At Martin Luther University Halle-Wittenberg (MLU), two new international graduate schools in agricultural and polymer sciences are being created under the name “Agripoly”. The aim of the two programs is to strengthen the university education of doctoral students in application-oriented research fields. The University of Halle has around four million euros at its disposal from the European Structural and Investment Fund (ESF). The ESF funds will finance over 30 PhD students in the coming years.
The first graduate school deals with plant and agricultural sciences. Future doctoral theses focus on how plants respond to different pressures – such as pathogenic micro-organisms and animals, drought and heat – and how these reactions affect crop performance. In times of global climate change, looking at different stress factors is inevitable. The second graduate school focuses on a special class of substances: functional polymers. Polymers are long-chain molecules that make up, for example, plastics, as well as the human genome and plant fibers. Both graduate schools are open to conducting doctoral projects in cooperation with universities of applied sciences. In addition, the central component of the projects is the technical exchange between MLU, Anhalt University of Applied Sciences, Merseburg University of Applied Sciences, and local non-university research institutions.
International Leibniz Graduate School
Currently, two international Leibniz Graduate Schools promote the structured doctoral training under the umbrella of the ScienceCampus Halle. The Leibniz Graduate Schools provide young scientists and young researchers with optimal and best conditions for writing a doctoral thesis. The students have the opportunity to participate in structured doctoral programs and get intensive support from both the university and the respective Leibniz institute.

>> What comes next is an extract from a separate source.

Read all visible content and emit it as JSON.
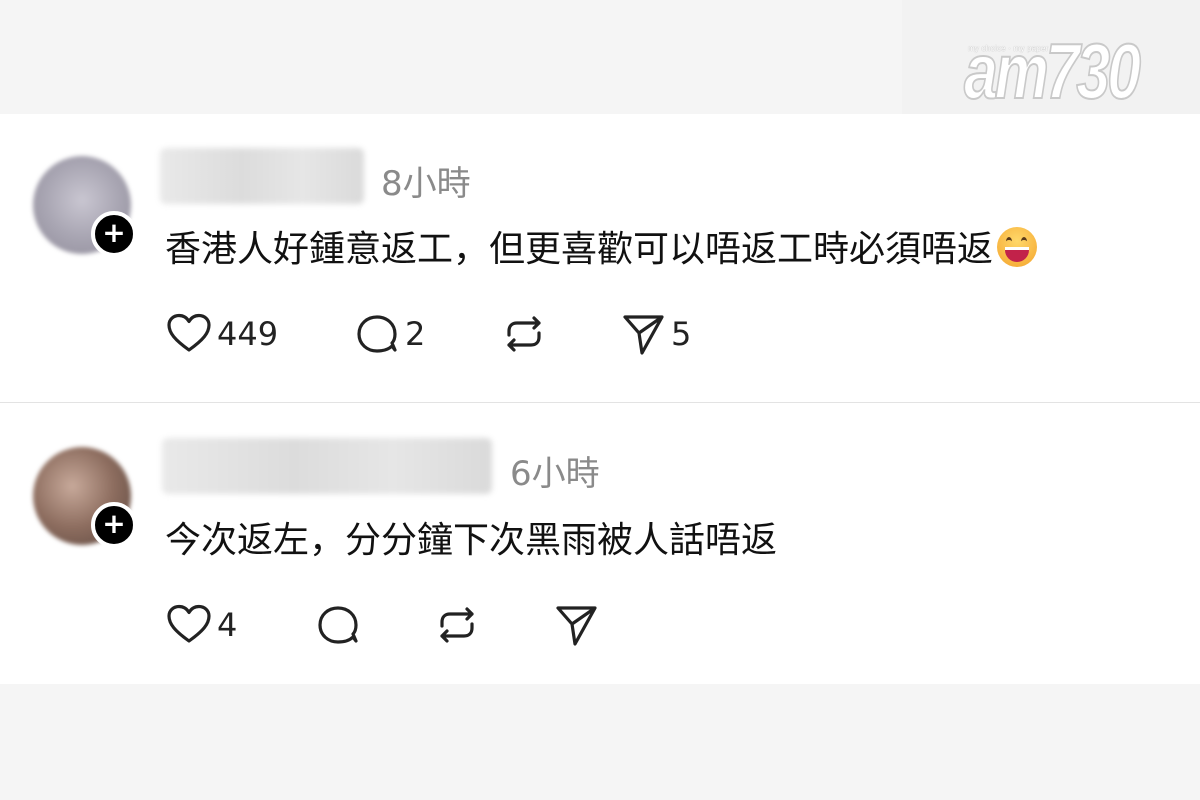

Thus, young researchers have the best chances to make their thesis, under the best possible conditions in an excellent atmosphere of collaboration and trans-disciplinary research. The Graduate schools are explained as follows.
Two international Leibniz Graduate Schools promote the structured doctoral training under the umbrella of the ScienceCampus Halle
(Coop. between the University of Halle (K. Pillen und K. Humbeck) and the IPK (N. von Wirén, Coordinator)
The main efforts of the Leibniz Graduate School for Yield Formation in Cereals concentrate on the identification of genetic and physiological factors limiting the yield potential in barley and wheat. In a close cooperation of researchers from the IPK and the MLU, association and QTL mapping in diverse barley and wheat populations will be conducted to identify quantitative trait loci and underlying genes determining floret fertility or yield components. Transgenic approaches will be employed to stabilize the hybrid vigor, to manipulate the phytohormone and assimilate translocation to elevate the tiller formation and to increase root development. In a physiological approach, the coordination of senescence processes in roots and leaves will be investigated to uncover potential factors which are of key importance for improving the yield components. Thus, eight PhD students are funded for this school, and all students are incorporated into the PhD graduate program at the IPK.
(Coop. between University of Halle und the IAMO (Martin Petrick, Coordinator
The IAMO Graduate School offers a structured doctoral training in the field of agricultural and food economics. PhD students at IAMO become members of the IAMO Graduate School and participate in the national Doctoral Certificate Program in Agricultural Economics. The members of the Graduate School enroll in the study program of the Doctoral Certificate Program, which is offered as a third step subsequent to the bachelor and master study courses in agricultural, food and environmental disciplines. Resulting from a systematic teaching of theoretical principles and methods the quality of education and the efficiency in the processing of dissertation topics have been improved. In addition, the graduate school offers tailored seminars, access to international research networks, and participation in conferences and workshops.